  17. R. L. Graham, “Bounds on multiprocessing timing anomalies,” SIAM Journal on Applied Mathematics, vol. 17, no. 2, pp. 416–429, 1969. View at Publisher · View at Google Scholar · View at MathSciNet · View at Scopus
  18. B. Heller, S. Seetharaman, P. Mahadevan et al., “Elastictree: saving energy in data center networks,” in Proceedings of the 7th USENIX Conference on Networked Systems Design and Implementation (NSDI '10), p. 17, USENIX Association, 2010.
  19. M. Walraed-Sullivan, A. Vahdat, and K. Marzullo, “Aspen trees: balancing data center fault tolerance, scalability and cost,” in Proceedings of the 9th ACM International Conference on Emerging Networking Experiments and Technologies (CoNEXT '13), pp. 85–96, December 2013. View at Publisher · View at Google Scholar · View at Scopus
  20. D. Abts, M. R. Marty, P. M. Wells, P. Klausler, and H. Liu, “Energy proportional datacenter networks,” ACM SIGARCH Computer Architecture News, vol. 38, no. 3, pp. 338–347, 2010. View at Publisher · View at Google Scholar

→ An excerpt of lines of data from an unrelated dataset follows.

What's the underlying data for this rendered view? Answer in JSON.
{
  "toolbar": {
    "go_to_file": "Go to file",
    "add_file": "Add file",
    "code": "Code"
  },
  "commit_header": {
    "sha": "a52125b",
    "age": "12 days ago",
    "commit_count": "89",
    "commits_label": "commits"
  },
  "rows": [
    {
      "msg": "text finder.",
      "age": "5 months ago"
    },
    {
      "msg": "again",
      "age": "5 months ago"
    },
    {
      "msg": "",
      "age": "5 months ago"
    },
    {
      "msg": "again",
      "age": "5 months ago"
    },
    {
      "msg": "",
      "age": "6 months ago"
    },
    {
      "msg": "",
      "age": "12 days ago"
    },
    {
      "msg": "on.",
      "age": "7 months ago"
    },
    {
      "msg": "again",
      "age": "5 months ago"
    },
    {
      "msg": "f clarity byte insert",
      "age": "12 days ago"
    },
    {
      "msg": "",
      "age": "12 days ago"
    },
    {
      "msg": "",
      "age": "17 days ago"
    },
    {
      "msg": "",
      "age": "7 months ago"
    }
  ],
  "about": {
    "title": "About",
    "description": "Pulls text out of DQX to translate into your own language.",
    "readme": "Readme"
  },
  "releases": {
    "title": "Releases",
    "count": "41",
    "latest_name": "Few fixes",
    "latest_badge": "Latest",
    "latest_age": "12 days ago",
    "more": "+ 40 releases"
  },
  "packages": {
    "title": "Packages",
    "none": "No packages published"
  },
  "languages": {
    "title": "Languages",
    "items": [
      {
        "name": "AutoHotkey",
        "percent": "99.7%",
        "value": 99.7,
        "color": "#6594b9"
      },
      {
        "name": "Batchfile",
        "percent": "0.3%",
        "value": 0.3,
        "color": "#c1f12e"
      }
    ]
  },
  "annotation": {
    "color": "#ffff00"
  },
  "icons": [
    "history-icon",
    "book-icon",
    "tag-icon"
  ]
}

  21. K. Chen, A. Singla, A. Singh et al., “OSA: an optical switching architecture for data center networks with unprecedented flexibility,” IEEE/ACM Transactions on Networking, vol. 22, no. 2, pp. 498–511, 2014. View at Publisher · View at Google Scholar · View at Scopus
  22. K. Chen, X. Wen, X. Ma et al., “WaveCube: a scalable, fault-tolerant, high-performance optical data center architecture,” in Proceedings of the IEEE Conference on Computer Communications (INFOCOM '15), pp. 1–9, Hong Kong, April-May 2015.
  23. C. Guo, H. Wu, K. Tan, L. Shi, Y. Zhang, and S. Lu, “DCell: a scalable and fault-tolerant network structure for data centers,” ACM SIGCOMM Computer Communication Review, vol. 38, no. 4, pp. 75–86, 2008. View at Google Scholar
  24. D. Li and J. Wu, “On the design and analysis of data center network architectures for interconnecting dual-port servers,” in Proceedings of the IEEE Conference on Computer Communications (IEEE INFOCOM '14 ), pp. 1851–1859, Toronto, Canada, April-May 2014. View at Publisher · View at Google Scholar
  25. C. Guo, G. Lu, D. Li et al., “BCube: a high performance, server-centric network architecture for modular data centers,” ACM SIGCOMM Computer Communication Review, vol. 39, no. 4, pp. 63–74, 2009. View at Google Scholar
  26. D. Li, M. Xu, H. Zhao, and X. Fu, “Building mega data center from heterogeneous containers,” in Proceedings of the 2011 19th IEEE International Conference on Network Protocols (ICNP '11), pp. 256–265, IEEE, Vancouver, Canada, October 2011. View at Publisher · View at Google Scholar · View at Scopus
  27. A. Singla, C.-Y. Hong, L. Popa, and P. B. Godfrey, “Jellyfish: networking data centers randomly,” in Proceedings of the 9th USENIX Symposium on Networked Systems Design and Implementation (NSDI '12), pp. 1–14, San Jose, Calif, USA, April 2012.
  28. A. R. Curtis, T. Carpenter, M. Elsheikh, A. López-Ortiz, and S. Keshav, “REWIRE: an optimization-based framework for unstructured data center network design,” in Proceedings of the IEEE Conference on Computer Communications (INFOCOM '12), pp. 1116–1124, Orlando, Fla, USA, March 2012. View at Publisher · View at Google Scholar · View at Scopus
  29. J.-Y. Shin, E. G. Sirer, H. Weatherspoon, and D. Kirovski, “On the feasibility of completely wireless datacenters,” in Proceedings of the 8th ACM/IEEE Symposium on Architectures for Networking and Communications Systems (ANCS '12), pp. 3–14, Austin, Tex, USA, October 2012. View at Publisher · View at Google Scholar · View at Scopus
  30. X. Zhou, Z. Zhang, Y. Zhu et al., “Mirror mirror on the ceiling: flexible wireless links for data centers,” ACM SIGCOMM Computer Communication Review, vol. 42, no. 4, pp. 443–454, 2012. View at Publisher · View at Google Scholar
  31. W. Wei, X. Wei, T. Chen, X. Gao, and G. Chen, “Dynamic correlative VM placement for quality-assured cloud service,” in Proceedings of the IEEE International Conference on Communications (ICC '13), pp. 2573–2577, IEEE, Budapest, Hungary, June 2013. View at Publisher · View at Google Scholar · View at Scopus